The group numbers at least 18 now. John Mattson succeeded me as director after the first 21 years, and has done an outstanding job of carrying on the HIS MEN tradition. My dear friend Sherry Merz serves as accompanist, and I'm proud to say that our son-in-law Lee Ingersoll represents our family in the group.

All past singers have been invited to the Tri-Cities for an anniversary observance in October. Past and present singers will present an anniversary concert in the SECOND CHRISTIAN REFORMED CHURCH of Grand Haven on Sunday, October 14. at 6 PM. If you're in the area, it's a musical event you won't want to miss.

Tuesday, September 11, 2012

Politics no, justice yes

HFP stays out of politics. Our support comes from a broad spectrum of wonderful people from just about every political persuasion, and we respect all of their opinions.

With that disclaimer comes this information, about a candidate for the Michigan Supreme Court.

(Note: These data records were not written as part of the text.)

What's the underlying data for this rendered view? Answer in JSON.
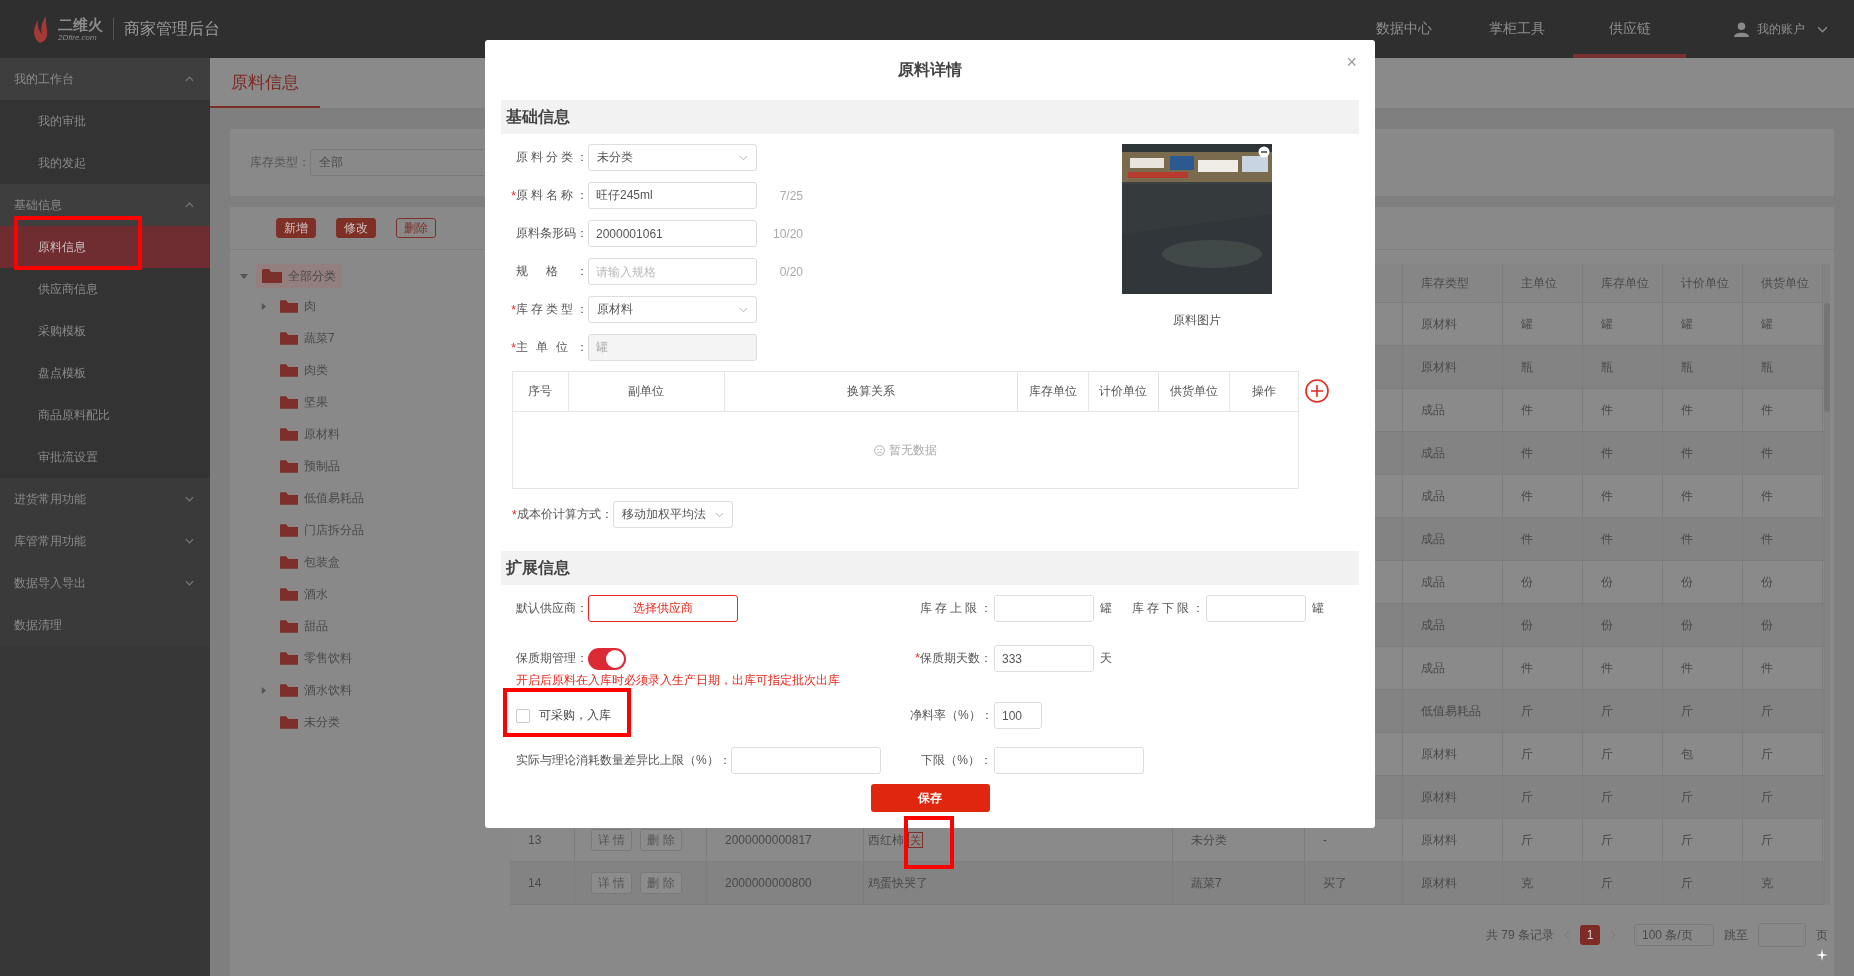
{
  "top_bar": {
    "logo_text": "二维火",
    "logo_sub": "2Dfire.com",
    "app_title": "商家管理后台",
    "nav": [
      {
        "label": "数据中心",
        "selected": false
      },
      {
        "label": "掌柜工具",
        "selected": false
      },
      {
        "label": "供应链",
        "selected": true
      }
    ],
    "account": "我的账户"
  },
  "sidebar": {
    "groups": [
      {
        "label": "我的工作台",
        "kind": "group",
        "expanded": true,
        "children": [
          {
            "label": "我的审批",
            "selected": false
          },
          {
            "label": "我的发起",
            "selected": false
          }
        ]
      },
      {
        "label": "基础信息",
        "kind": "group",
        "expanded": true,
        "children": [
          {
            "label": "原料信息",
            "selected": true
          },
          {
            "label": "供应商信息",
            "selected": false
          },
          {
            "label": "采购模板",
            "selected": false
          },
          {
            "label": "盘点模板",
            "selected": false
          },
          {
            "label": "商品原料配比",
            "selected": false
          },
          {
            "label": "审批流设置",
            "selected": false
          }
        ]
      },
      {
        "label": "进货常用功能",
        "kind": "group",
        "expanded": false
      },
      {
        "label": "库管常用功能",
        "kind": "group",
        "expanded": false
      },
      {
        "label": "数据导入导出",
        "kind": "group",
        "expanded": false
      },
      {
        "label": "数据清理",
        "kind": "link"
      }
    ]
  },
  "page_tab": "原料信息",
  "filter": {
    "label": "库存类型：",
    "value": "全部"
  },
  "toolbar": [
    {
      "label": "新增",
      "kind": "filled"
    },
    {
      "label": "修改",
      "kind": "filled"
    },
    {
      "label": "删除",
      "kind": "outline"
    }
  ],
  "tree": {
    "label": "全部分类",
    "expanded": true,
    "selected": true,
    "children": [
      {
        "label": "肉",
        "expandable": true,
        "selected": false
      },
      {
        "label": "蔬菜7",
        "expandable": false,
        "selected": false
      },
      {
        "label": "肉类",
        "expandable": false,
        "selected": false
      },
      {
        "label": "坚果",
        "expandable": false,
        "selected": false
      },
      {
        "label": "原材料",
        "expandable": false,
        "selected": false
      },
      {
        "label": "预制品",
        "expandable": false,
        "selected": false
      },
      {
        "label": "低值易耗品",
        "expandable": false,
        "selected": false
      },
      {
        "label": "门店拆分品",
        "expandable": false,
        "selected": false
      },
      {
        "label": "包装盒",
        "expandable": false,
        "selected": false
      },
      {
        "label": "酒水",
        "expandable": false,
        "selected": false
      },
      {
        "label": "甜品",
        "expandable": false,
        "selected": false
      },
      {
        "label": "零售饮料",
        "expandable": false,
        "selected": false
      },
      {
        "label": "酒水饮料",
        "expandable": true,
        "selected": false
      },
      {
        "label": "未分类",
        "expandable": false,
        "selected": false
      }
    ]
  },
  "table": {
    "columns": [
      "库存类型",
      "主单位",
      "库存单位",
      "计价单位",
      "供货单位"
    ],
    "rows": [
      {
        "cells": [
          "原材料",
          "罐",
          "罐",
          "罐",
          "罐"
        ]
      },
      {
        "cells": [
          "原材料",
          "瓶",
          "瓶",
          "瓶",
          "瓶"
        ]
      },
      {
        "cells": [
          "成品",
          "件",
          "件",
          "件",
          "件"
        ]
      },
      {
        "cells": [
          "成品",
          "件",
          "件",
          "件",
          "件"
        ]
      },
      {
        "cells": [
          "成品",
          "件",
          "件",
          "件",
          "件"
        ]
      },
      {
        "cells": [
          "成品",
          "件",
          "件",
          "件",
          "件"
        ]
      },
      {
        "cells": [
          "成品",
          "份",
          "份",
          "份",
          "份"
        ]
      },
      {
        "cells": [
          "成品",
          "份",
          "份",
          "份",
          "份"
        ]
      },
      {
        "cells": [
          "成品",
          "件",
          "件",
          "件",
          "件"
        ]
      },
      {
        "cells": [
          "低值易耗品",
          "斤",
          "斤",
          "斤",
          "斤"
        ]
      },
      {
        "cells": [
          "原材料",
          "斤",
          "斤",
          "包",
          "斤"
        ]
      },
      {
        "cells": [
          "原材料",
          "斤",
          "斤",
          "斤",
          "斤"
        ]
      },
      {
        "index": "13",
        "actions": [
          "详 情",
          "删 除"
        ],
        "barcode": "2000000000817",
        "name": "西红柿",
        "tag": "关",
        "category": "未分类",
        "column_6": "-",
        "cells": [
          "原材料",
          "斤",
          "斤",
          "斤",
          "斤"
        ]
      },
      {
        "index": "14",
        "actions": [
          "详 情",
          "删 除"
        ],
        "barcode": "2000000000800",
        "name": "鸡蛋快哭了",
        "category": "蔬菜7",
        "column_6": "买了",
        "cells": [
          "原材料",
          "克",
          "斤",
          "斤",
          "克"
        ]
      }
    ]
  },
  "pagination": {
    "total": "共 79 条记录",
    "page": "1",
    "page_size": "100 条/页",
    "jump_label": "跳至",
    "page_suffix": "页"
  },
  "modal": {
    "title": "原料详情",
    "close": "×",
    "basic": {
      "heading": "基础信息",
      "fields": [
        {
          "label": "原料分类：",
          "kind": "select",
          "value": "未分类"
        },
        {
          "mark": "*",
          "label": "原料名称：",
          "kind": "input",
          "value": "旺仔245ml",
          "counter": "7/25",
          "disabled": false
        },
        {
          "label": "原料条形码：",
          "kind": "input",
          "value": "2000001061",
          "counter": "10/20",
          "disabled": false
        },
        {
          "label": "规格：",
          "kind": "input",
          "placeholder": "请输入规格",
          "counter": "0/20"
        },
        {
          "mark": "*",
          "label": "库存类型：",
          "kind": "select",
          "value": "原材料"
        },
        {
          "mark": "*",
          "label": "主单位：",
          "kind": "input",
          "value": "罐",
          "disabled": true
        }
      ],
      "image": {
        "kind": "picture",
        "caption": "原料图片"
      }
    },
    "units_table": {
      "columns": [
        "序号",
        "副单位",
        "换算关系",
        "库存单位",
        "计价单位",
        "供货单位",
        "操作"
      ],
      "empty_text": "暂无数据"
    },
    "cost_method": {
      "mark": "*",
      "label": "成本价计算方式：",
      "value": "移动加权平均法"
    },
    "extended": {
      "heading": "扩展信息",
      "supplier": {
        "label": "默认供应商：",
        "button": "选择供应商"
      },
      "stock_upper": {
        "label": "库存上限：",
        "unit": "罐"
      },
      "stock_lower": {
        "label": "库存下限：",
        "unit": "罐"
      },
      "shelf_life": {
        "label": "保质期管理：",
        "on": true,
        "note": "开启后原料在入库时必须录入生产日期，出库可指定批次出库"
      },
      "shelf_days": {
        "mark": "*",
        "label": "保质期天数：",
        "value": "333",
        "unit": "天"
      },
      "purchasable": {
        "label": "可采购，入库",
        "checked": false
      },
      "net_rate": {
        "label": "净料率（%）：",
        "value": "100"
      },
      "diff_upper": {
        "label": "实际与理论消耗数量差异比上限（%）："
      },
      "diff_lower": {
        "label": "下限（%）："
      }
    },
    "save": "保存"
  }
}
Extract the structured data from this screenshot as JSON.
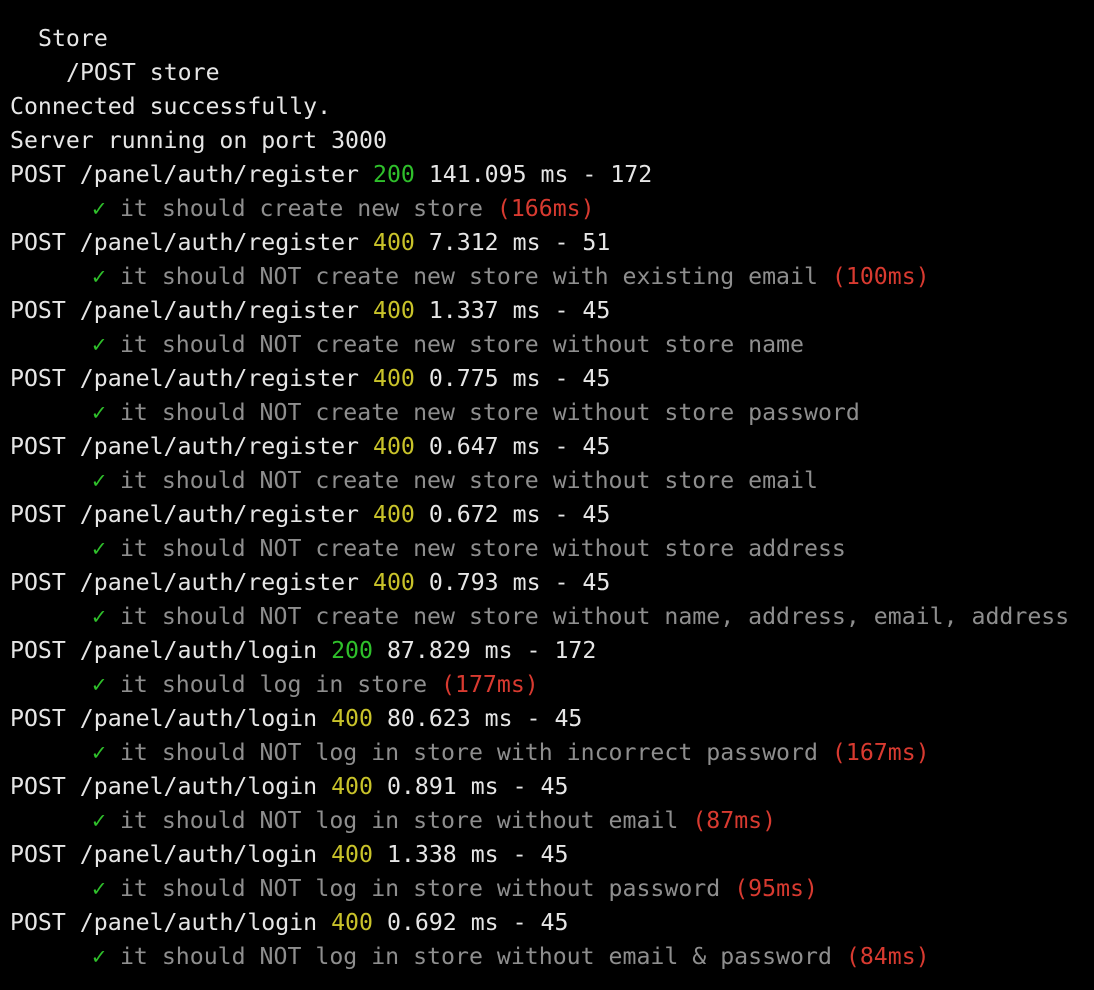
{
  "terminal": {
    "suite_title": "Store",
    "suite_subtitle": "/POST store",
    "connected_msg": "Connected successfully.",
    "server_msg": "Server running on port 3000",
    "check_glyph": "✓",
    "colors": {
      "background": "#000000",
      "text": "#e6e6e6",
      "status_200": "#2fc02b",
      "status_400": "#c9c32a",
      "check": "#2fc02b",
      "test_text": "#8e8e8e",
      "duration": "#d83a30"
    },
    "entries": [
      {
        "request": {
          "method_path": "POST /panel/auth/register",
          "status": "200",
          "metrics": "141.095 ms - 172"
        },
        "test": {
          "text": "it should create new store",
          "duration": "(166ms)"
        }
      },
      {
        "request": {
          "method_path": "POST /panel/auth/register",
          "status": "400",
          "metrics": "7.312 ms - 51"
        },
        "test": {
          "text": "it should NOT create new store with existing email",
          "duration": "(100ms)"
        }
      },
      {
        "request": {
          "method_path": "POST /panel/auth/register",
          "status": "400",
          "metrics": "1.337 ms - 45"
        },
        "test": {
          "text": "it should NOT create new store without store name",
          "duration": ""
        }
      },
      {
        "request": {
          "method_path": "POST /panel/auth/register",
          "status": "400",
          "metrics": "0.775 ms - 45"
        },
        "test": {
          "text": "it should NOT create new store without store password",
          "duration": ""
        }
      },
      {
        "request": {
          "method_path": "POST /panel/auth/register",
          "status": "400",
          "metrics": "0.647 ms - 45"
        },
        "test": {
          "text": "it should NOT create new store without store email",
          "duration": ""
        }
      },
      {
        "request": {
          "method_path": "POST /panel/auth/register",
          "status": "400",
          "metrics": "0.672 ms - 45"
        },
        "test": {
          "text": "it should NOT create new store without store address",
          "duration": ""
        }
      },
      {
        "request": {
          "method_path": "POST /panel/auth/register",
          "status": "400",
          "metrics": "0.793 ms - 45"
        },
        "test": {
          "text": "it should NOT create new store without name, address, email, address",
          "duration": ""
        }
      },
      {
        "request": {
          "method_path": "POST /panel/auth/login",
          "status": "200",
          "metrics": "87.829 ms - 172"
        },
        "test": {
          "text": "it should log in store",
          "duration": "(177ms)"
        }
      },
      {
        "request": {
          "method_path": "POST /panel/auth/login",
          "status": "400",
          "metrics": "80.623 ms - 45"
        },
        "test": {
          "text": "it should NOT log in store with incorrect password",
          "duration": "(167ms)"
        }
      },
      {
        "request": {
          "method_path": "POST /panel/auth/login",
          "status": "400",
          "metrics": "0.891 ms - 45"
        },
        "test": {
          "text": "it should NOT log in store without email",
          "duration": "(87ms)"
        }
      },
      {
        "request": {
          "method_path": "POST /panel/auth/login",
          "status": "400",
          "metrics": "1.338 ms - 45"
        },
        "test": {
          "text": "it should NOT log in store without password",
          "duration": "(95ms)"
        }
      },
      {
        "request": {
          "method_path": "POST /panel/auth/login",
          "status": "400",
          "metrics": "0.692 ms - 45"
        },
        "test": {
          "text": "it should NOT log in store without email & password",
          "duration": "(84ms)"
        }
      }
    ]
  }
}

I must confess that I usually know very little about the Supreme Court candidates whose names appear on the Michigan ballot. But some months ago a good friend, Professor Keith Findley---co-director of the Wisconsin Innocence Project---called our attention to the fact that a colleague was running for Supreme Court here in Michigan.

Bridget McCormack is a professor at the University of Michigan. But here's the information that caught our attention: She is the founder and co-director of the Michigan Innocence Clinic at the U of M Law School. This is the only Innocence Project in the State of Michigan that handles non-DNA cases, and this was the first exclusively non-DNA innocence clinic in the country. This clinic does a splendid job and has an amazing track record in its short history.

The legal people with whom HFP deals on a regular basis highly recommend Ms. McCormack. It's a rare opportunity, indeed, to place someone with a heart for wrongful convictions in the state's highest court. Please check her credentials. We think you'll be impressed.

Please remember the name, and please tell others.

Saturday, September 8, 2012

I have a secret

I get my Bible lessons in the most unusual places. As a church musician, I am often busy practicing at the time of adult Sunday School or Bible study sessions on Sunday morning. But I do not go without Bible study. My good friend and retired pastor Al Hoksbergen and I set aside an hour a week for a little libation and discussion, and this invariably turns into a meaningful lesson for me. This week, I got a bonus. Al and I were asked to do a funeral service. A 90-year-old charter member of our church had died.

I know of no one who does a memorial service better than Al. He doesn't have a "canned sermon" on file for funerals. He not only meets with the families, but then relies on his many years of ministry, preaching, teaching and counseling, to find a perfect match of scripture and the current situation.

The title of the message was "I Have a Secret," and the scripture passage was from Philippians. The Apostle Paul, writing from a prison where he was actually on death row, said "I have learned to be content whatever the circumstances." But he didn't stop there. He said, "I have learned the secret of being content in any and every situation, whether well fed or hungry, whether living in plenty or want."

And that sent my mind in another direction. I didn't listen very well for a few minutes. I was thinking of my prisoner friends. I have a few friends who, like Paul, have learned this secret, and I am astounded every time I hear them speak. I know of two men and a woman who know they don't belong behind bars, know they were treated wrongly, and yet they have the same testimony as St. Paul.

Then I thought about so many others who cannot find that contentment, and it reminded me that we must pray for many, many, many prisoners who are upset, sad, disturbed, angry, and distraught because the system hasn't been fair with them. Those prayers must also be extended to the family and friends of these prisoners...people who are equally angry and upset.

Their day will come. Perhaps not on this earth, but their day will come.

Until then, let's pray that they learn Paul's secret.